With all of the various software solutions surrounding the management of information, it is understandable that most of us struggle keeping it all straight. Dozens, if not hundreds, of companies tout their expertise in areas such as Document Management, ECM (Enterprise Content Management), RIM (Records and Information Management) and now… Information Governance.
So, what is the difference between Records Management (“RM”) and Information Governance (IG)? Essentially, Records Management (or Document Management for that matter) is a subset of Information Governance.
Information Governance is an overarching discipline, not a software tool. The purpose of Information Governance is to define all aspects of how information is being managed (the definition, creation, use, security, ownership, and deletion of all organizational data). The purpose of Records Management is to manage parts of that information. Make sense?
I recently read an article by an industry expert using an analogy of the Federal Government and the U.S. Military. “The Military has a very specific and defined jurisdiction for enforcing Government policy and law. It has ultimate planning and execution responsibility for military personnel, but it cannot enforce law on civilians. The Government has responsibility for every law in the country, regardless if it applies to civilians or military. Just as IG has responsibility for all decision making for Information Management, RM has responsibility for enforcing some of the functions on some of the overall Information estate.”
The scope of Information Governance includes:
- All sources of data (including Records Management systems)
- Email servers
- Archives (PST and data files)
- Enterprise Content Management libraries
- Network and local drives
- SharePoint, cloud service locations, and the like.
Information Governance has 100% responsibility of the information managed by an organization where Records Management comprises less than 20% of that total. Further, Records Management is typically focused on the lifecycle of documents and other unstructured data, whereas Information Governance creates policies that are applicable to both structured and unstructured data.
Additional Discerning Differences
Information Governance typically involves the management of policies, legal hold protocol, laws, cases and business use vs. Records Management operates within the realm of classification and retention schedules.
Information Governance often reports to Security, IT, Legal, HR, Compliance and Operations within an organization vs. Records Management is usually an individual department.
Information Governance typically has Enterprise responsibility to manage data security, storage, disposition, as well as policies for archiving and data protection vs. Records Management’s primary function is to classify, securely store and destroy business records.
The case for Enterprise Content Management vs. Information Governance
Companies need ECM and IG for different reasons. Companies usually need ECM to automate day-to-day critical business processes such as Accounts Payable and Receivable, Human Resources, and Contract Management. Organizations need Information Governance to manage unstructured data and mitigate risks associated with compliance and data security.

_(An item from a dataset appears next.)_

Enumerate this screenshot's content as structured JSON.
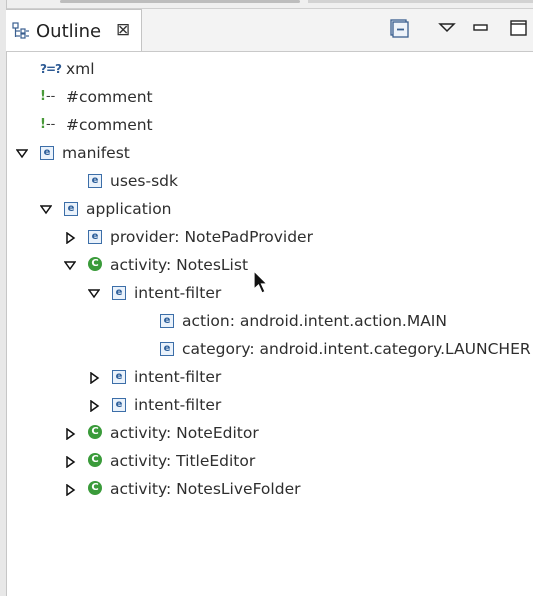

Van Ausdall & Farrar can assist you and your organization sort out where you are in the process by providing a complimentary assessment of your current scenario.